Entries from a dataset of interfaces:

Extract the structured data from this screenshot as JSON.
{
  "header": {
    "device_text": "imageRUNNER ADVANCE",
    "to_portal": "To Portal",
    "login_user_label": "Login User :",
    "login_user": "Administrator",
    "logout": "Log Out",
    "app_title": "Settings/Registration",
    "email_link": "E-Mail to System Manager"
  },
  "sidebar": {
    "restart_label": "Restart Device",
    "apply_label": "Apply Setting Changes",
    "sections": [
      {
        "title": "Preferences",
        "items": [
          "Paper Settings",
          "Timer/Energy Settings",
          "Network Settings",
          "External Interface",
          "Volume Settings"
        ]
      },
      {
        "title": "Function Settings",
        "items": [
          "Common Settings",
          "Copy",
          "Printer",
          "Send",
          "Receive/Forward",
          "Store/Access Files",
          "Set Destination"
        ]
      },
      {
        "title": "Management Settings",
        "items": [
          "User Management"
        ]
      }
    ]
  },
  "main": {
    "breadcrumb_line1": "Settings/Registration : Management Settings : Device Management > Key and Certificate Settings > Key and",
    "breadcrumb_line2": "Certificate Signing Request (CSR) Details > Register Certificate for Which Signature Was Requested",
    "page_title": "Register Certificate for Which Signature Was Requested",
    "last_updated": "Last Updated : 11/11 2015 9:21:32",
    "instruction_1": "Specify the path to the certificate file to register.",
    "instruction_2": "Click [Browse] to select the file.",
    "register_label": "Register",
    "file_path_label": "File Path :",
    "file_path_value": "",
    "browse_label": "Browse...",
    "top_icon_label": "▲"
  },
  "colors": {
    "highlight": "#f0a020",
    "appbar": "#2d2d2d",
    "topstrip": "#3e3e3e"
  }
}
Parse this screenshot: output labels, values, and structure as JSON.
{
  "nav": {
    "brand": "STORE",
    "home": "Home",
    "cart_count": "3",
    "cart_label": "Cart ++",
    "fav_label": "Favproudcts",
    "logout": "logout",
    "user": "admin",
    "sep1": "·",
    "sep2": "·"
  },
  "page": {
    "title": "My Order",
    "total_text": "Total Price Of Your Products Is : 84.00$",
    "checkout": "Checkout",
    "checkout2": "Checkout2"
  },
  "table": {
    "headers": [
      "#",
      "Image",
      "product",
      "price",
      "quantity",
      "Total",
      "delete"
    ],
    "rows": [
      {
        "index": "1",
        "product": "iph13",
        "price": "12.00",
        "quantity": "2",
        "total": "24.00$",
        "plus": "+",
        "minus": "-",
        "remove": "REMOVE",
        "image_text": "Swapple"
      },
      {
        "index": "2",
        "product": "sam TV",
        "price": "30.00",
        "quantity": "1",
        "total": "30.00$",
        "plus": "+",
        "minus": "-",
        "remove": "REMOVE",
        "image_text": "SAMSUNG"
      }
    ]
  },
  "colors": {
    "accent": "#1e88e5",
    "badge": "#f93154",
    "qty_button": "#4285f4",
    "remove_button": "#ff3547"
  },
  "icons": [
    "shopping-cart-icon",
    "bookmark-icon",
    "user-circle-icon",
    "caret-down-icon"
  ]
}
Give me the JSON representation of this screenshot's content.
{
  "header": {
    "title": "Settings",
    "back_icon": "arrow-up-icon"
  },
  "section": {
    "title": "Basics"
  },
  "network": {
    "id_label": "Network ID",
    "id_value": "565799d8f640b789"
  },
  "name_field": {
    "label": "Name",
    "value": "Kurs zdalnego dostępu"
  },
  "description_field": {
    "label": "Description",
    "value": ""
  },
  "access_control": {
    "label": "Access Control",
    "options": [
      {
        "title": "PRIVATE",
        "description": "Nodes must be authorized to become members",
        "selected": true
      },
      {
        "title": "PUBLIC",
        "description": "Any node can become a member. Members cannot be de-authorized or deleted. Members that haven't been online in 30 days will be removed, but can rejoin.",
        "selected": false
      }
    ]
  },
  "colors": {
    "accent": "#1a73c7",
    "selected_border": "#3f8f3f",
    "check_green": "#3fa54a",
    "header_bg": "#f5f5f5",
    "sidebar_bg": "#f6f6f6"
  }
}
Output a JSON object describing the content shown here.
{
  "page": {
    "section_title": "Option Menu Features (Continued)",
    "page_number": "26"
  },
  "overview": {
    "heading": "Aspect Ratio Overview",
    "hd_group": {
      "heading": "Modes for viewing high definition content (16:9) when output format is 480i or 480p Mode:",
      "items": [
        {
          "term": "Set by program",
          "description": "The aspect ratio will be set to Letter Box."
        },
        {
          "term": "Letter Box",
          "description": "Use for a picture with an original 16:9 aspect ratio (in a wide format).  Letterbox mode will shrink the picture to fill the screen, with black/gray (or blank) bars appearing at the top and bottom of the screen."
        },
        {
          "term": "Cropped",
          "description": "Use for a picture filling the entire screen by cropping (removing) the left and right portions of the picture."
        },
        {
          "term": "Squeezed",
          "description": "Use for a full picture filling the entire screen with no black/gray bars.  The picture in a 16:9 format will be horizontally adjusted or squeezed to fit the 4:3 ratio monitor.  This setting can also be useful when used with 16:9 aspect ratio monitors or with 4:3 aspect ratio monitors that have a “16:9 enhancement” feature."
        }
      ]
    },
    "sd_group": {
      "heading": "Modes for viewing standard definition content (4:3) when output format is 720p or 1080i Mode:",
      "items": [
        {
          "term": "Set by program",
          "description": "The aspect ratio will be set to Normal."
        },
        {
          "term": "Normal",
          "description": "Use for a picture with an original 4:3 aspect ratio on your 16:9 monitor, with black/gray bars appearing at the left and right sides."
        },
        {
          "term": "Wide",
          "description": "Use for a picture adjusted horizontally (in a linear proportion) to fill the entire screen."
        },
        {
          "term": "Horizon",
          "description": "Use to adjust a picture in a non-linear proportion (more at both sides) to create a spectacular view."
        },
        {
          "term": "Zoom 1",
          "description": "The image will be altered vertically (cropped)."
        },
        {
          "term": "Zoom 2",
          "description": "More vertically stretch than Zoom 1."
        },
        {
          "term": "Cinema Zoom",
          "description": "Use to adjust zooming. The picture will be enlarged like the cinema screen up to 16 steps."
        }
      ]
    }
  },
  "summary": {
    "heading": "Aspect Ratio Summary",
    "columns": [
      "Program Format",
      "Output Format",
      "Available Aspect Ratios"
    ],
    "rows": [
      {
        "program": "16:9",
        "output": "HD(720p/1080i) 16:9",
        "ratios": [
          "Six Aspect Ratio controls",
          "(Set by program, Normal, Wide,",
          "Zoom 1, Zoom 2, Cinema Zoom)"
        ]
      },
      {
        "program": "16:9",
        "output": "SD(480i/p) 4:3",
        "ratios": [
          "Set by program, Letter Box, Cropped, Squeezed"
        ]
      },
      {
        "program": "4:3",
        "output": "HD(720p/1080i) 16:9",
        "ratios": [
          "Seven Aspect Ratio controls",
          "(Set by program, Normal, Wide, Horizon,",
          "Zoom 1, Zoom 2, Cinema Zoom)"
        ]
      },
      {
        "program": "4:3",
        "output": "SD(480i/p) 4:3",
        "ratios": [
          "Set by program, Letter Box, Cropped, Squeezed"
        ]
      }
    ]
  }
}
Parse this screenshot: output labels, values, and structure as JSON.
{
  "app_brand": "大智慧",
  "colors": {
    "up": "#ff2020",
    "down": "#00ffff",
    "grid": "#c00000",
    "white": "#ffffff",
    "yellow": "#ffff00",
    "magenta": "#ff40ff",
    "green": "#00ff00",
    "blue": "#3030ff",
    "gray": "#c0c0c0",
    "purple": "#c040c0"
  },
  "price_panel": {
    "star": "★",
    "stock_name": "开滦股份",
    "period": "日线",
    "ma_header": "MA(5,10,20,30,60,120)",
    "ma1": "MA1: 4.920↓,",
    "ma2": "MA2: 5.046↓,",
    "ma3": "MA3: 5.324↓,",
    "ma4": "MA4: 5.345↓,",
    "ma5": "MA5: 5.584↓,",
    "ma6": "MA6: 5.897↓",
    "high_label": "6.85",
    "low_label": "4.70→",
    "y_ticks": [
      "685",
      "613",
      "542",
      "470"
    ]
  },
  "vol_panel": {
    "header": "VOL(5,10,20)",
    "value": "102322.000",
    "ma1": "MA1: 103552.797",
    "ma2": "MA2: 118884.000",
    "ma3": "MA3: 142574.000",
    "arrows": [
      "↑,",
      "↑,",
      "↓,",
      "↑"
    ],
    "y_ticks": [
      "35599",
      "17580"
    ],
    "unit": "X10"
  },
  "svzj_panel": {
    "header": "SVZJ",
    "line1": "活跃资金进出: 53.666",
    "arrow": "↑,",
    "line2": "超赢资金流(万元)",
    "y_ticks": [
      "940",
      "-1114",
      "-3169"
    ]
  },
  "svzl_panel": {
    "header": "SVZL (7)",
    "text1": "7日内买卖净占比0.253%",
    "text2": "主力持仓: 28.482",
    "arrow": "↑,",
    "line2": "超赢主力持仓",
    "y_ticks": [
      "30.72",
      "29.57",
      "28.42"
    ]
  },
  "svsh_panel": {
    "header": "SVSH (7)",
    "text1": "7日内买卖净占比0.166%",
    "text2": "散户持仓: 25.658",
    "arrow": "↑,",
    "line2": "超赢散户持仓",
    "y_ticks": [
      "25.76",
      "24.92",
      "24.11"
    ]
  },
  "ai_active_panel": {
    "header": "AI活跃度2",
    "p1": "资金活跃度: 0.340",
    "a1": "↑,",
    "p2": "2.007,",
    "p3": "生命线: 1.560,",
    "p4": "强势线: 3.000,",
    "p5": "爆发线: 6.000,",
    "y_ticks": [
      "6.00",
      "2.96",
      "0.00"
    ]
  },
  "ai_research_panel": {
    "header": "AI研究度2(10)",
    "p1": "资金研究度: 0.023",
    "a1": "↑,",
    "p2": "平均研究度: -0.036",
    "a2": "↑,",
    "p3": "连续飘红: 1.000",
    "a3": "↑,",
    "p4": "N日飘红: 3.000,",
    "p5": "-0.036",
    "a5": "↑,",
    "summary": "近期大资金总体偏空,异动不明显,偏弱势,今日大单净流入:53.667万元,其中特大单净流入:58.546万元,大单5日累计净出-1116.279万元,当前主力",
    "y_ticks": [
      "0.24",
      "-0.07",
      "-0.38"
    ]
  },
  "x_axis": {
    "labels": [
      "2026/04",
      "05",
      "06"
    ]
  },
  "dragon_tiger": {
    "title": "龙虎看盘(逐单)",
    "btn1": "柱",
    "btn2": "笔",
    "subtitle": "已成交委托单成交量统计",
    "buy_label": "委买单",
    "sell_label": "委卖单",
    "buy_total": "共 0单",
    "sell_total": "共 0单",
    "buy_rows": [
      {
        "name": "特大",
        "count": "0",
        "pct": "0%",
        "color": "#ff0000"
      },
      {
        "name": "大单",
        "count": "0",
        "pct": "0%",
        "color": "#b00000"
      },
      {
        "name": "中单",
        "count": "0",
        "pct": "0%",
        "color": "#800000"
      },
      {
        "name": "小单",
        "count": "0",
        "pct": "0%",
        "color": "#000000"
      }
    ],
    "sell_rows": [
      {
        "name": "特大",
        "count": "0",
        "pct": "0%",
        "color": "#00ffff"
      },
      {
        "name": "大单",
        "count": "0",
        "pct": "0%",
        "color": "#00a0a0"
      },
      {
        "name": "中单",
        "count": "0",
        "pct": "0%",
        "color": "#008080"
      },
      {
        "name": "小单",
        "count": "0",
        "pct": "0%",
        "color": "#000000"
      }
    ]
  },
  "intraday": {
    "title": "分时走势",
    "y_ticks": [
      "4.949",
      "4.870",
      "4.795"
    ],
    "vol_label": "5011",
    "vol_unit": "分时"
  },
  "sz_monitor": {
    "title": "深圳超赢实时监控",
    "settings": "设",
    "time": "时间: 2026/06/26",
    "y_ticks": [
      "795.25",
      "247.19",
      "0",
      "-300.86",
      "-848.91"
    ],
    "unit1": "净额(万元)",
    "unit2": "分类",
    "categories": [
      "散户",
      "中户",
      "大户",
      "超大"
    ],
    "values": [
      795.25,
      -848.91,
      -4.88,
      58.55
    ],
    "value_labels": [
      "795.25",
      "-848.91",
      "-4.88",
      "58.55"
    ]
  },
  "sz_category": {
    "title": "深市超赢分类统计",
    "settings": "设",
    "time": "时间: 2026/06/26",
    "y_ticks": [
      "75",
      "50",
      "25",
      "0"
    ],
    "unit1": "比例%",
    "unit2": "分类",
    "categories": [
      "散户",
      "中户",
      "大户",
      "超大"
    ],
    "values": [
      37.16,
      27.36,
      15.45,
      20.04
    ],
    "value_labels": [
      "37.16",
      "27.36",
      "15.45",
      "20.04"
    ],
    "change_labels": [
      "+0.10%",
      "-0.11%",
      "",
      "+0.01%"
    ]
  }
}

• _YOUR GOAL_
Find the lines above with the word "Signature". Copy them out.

• _WRITTEN REPLY_
    "breadcrumb_line2": "Certificate Signing Request (CSR) Details > Register Certificate for Which Signature Was Requested",
    "page_title": "Register Certificate for Which Signature Was Requested",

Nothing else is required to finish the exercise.